Interestingly, CK levels in four out of the six patients displaying a phenotype resembling FSHD but carrying mutations in other genes, were more elevated then in classical FSHD1 patients, and five over six patients displayed no asymmetric muscular involvement. Concerning facial weakness, P9, P10, P11 and P12 (LGMD2A) and P14 (VCP) showed transversal smile and difficulty to blow, as P4 and P6 (FSHD2) while P2 (FSHD1), P3, P5, P7 and P8 (FSHD2) showed also weakness of orbicularis oculi
(Supplementary Figure 1
). Altogether, these clinical features, if present, may prompt clinicians to sequence CAPN3
gene, before undergoing more complex epigenetic studies.
Mutations in FHL1
have been described to cause a scapuloperoneal phenotype mimicking FSHD, inherited in an X dominant fashion[24
]. We could not find FHL1
mutations in our patients, possibly because they are less frequently associated with an FSHD-like phenotype.

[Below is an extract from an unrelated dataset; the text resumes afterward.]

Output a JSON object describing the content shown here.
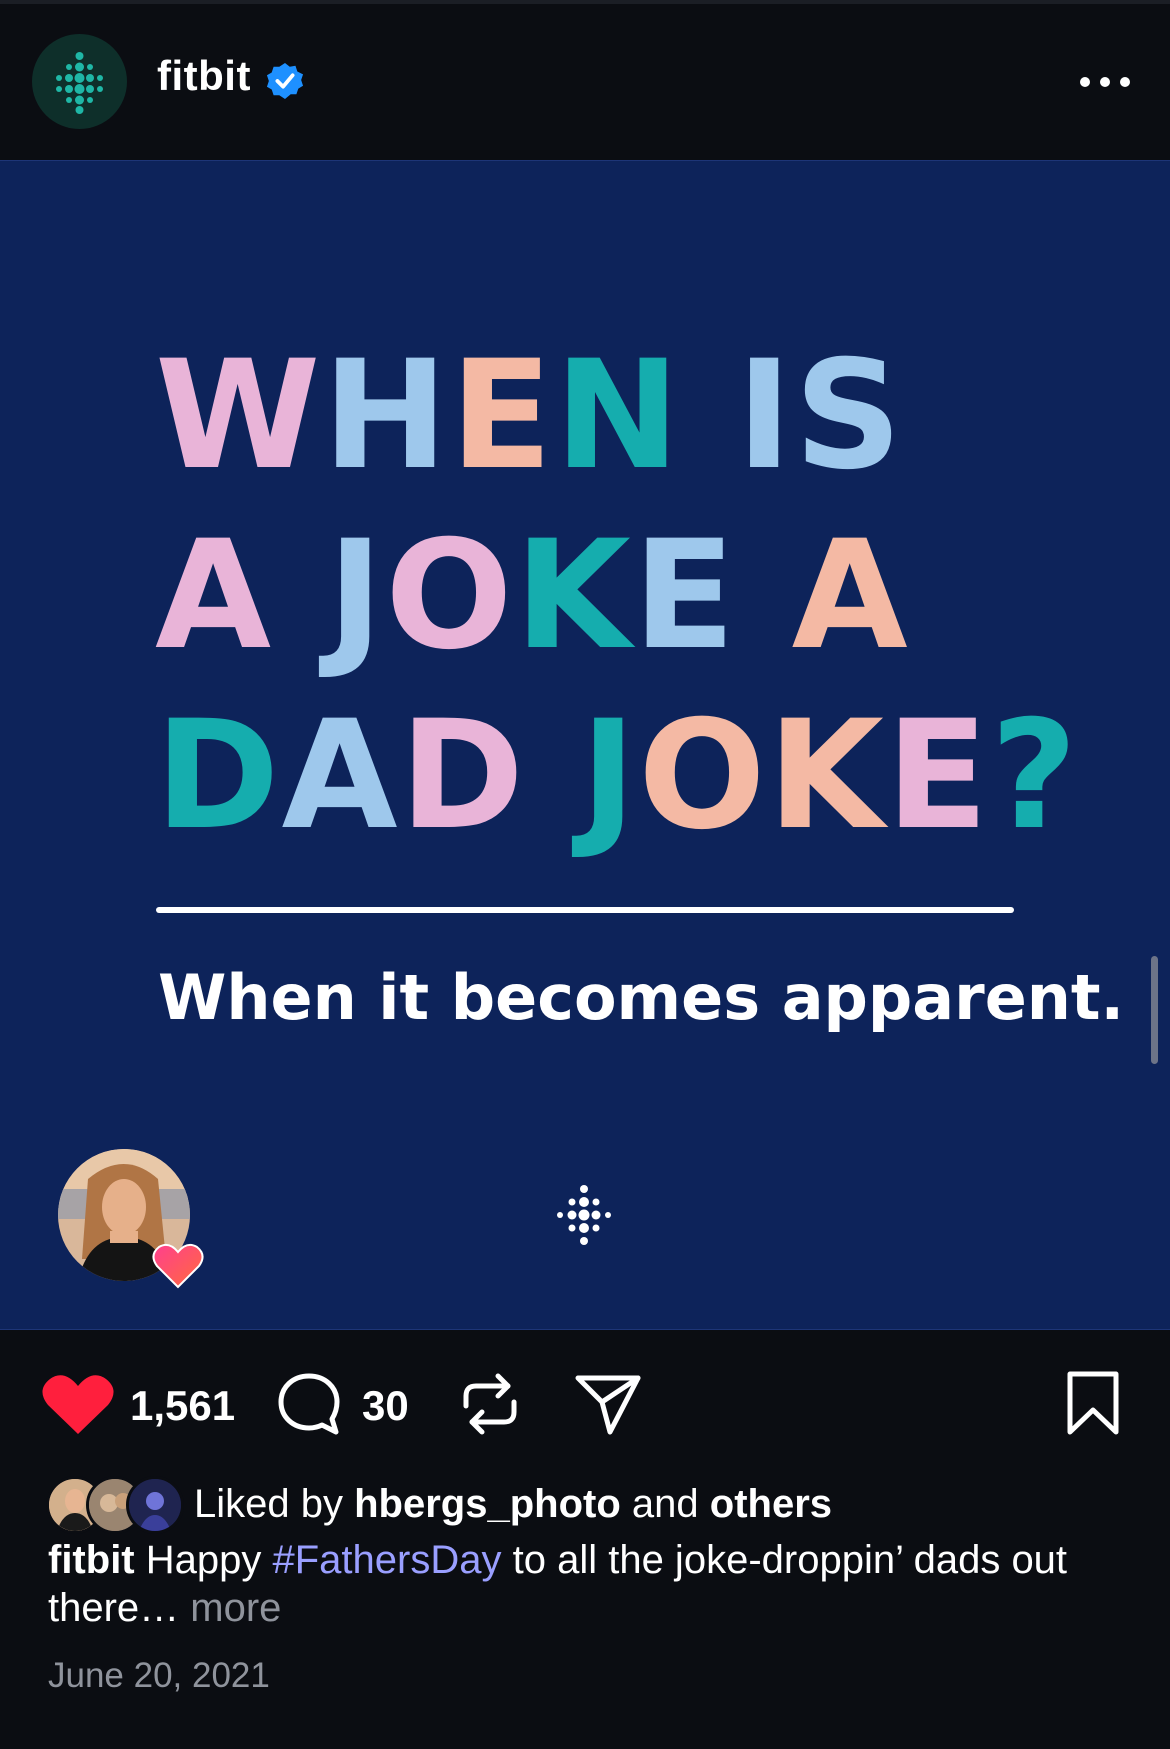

Nevertheless we cannot exclude that mutation in this gene may be associated to FSHD-like phenotype due to the small number of patients included in the present study.
In two out of sixteen patients (P15, P16) included in this study, no genetic or epigenetic defect could be found. In these two sporadic patients, CK values were elevated four to six times the upper limit of normal values, which may suggest the presence of other loci determining an FSHD-like phenotype. In the absence of an identified genetic or epigenetic defect, FSHD-like patients should undergo a complete clinical workout in order to identify additional signs that may be useful to orientate the diagnosis. Annual follow-up is also recommended to monitor the pattern of muscle weakness progression and, possibly, the appearance of signs of symptoms evocative of a specific muscular dystrophy. The possibility of a second muscle biopsy must be carefully discussed with the patient in case of worsening of clinical conditions.
In conclusion, in patients with a FSHD phenotype and no D4Z4 contraction on chromosome 4q35 detected by standard techniques it is important to consider these possibilities: 1) a false negative diagnosis; 2) FSHD2; and 3) a mutation in another gene resembling FSHD (especially if CK levels are consistently elevated, and there is evidence of symmetric muscle involvement); (see the Diagnostic Flowchart in ). Extensive D4Z4 genotyping by PFGE analysis and methylation studies of the D4Z4 repeat, which are currently available only in selected research laboratories, are required to diagnose the first two conditions.
Diagnostic flowchart for patients with FSHD-like phenotype.
Novel diagnostic approaches are currently being developed to simplify the diagnosis of FSHD and of other muscle disorders. Molecular combing is a promising new strategy which is apparently simpler and faster than classical Southern blot, and allows allele determination and the detection of mosaics and of complex alleles in a single step procedure [46
]. Furthermore, next-generation sequencing technology will allow to study large panels of genes for a fraction of the cost (and of the time) required by classic Sanger sequencing.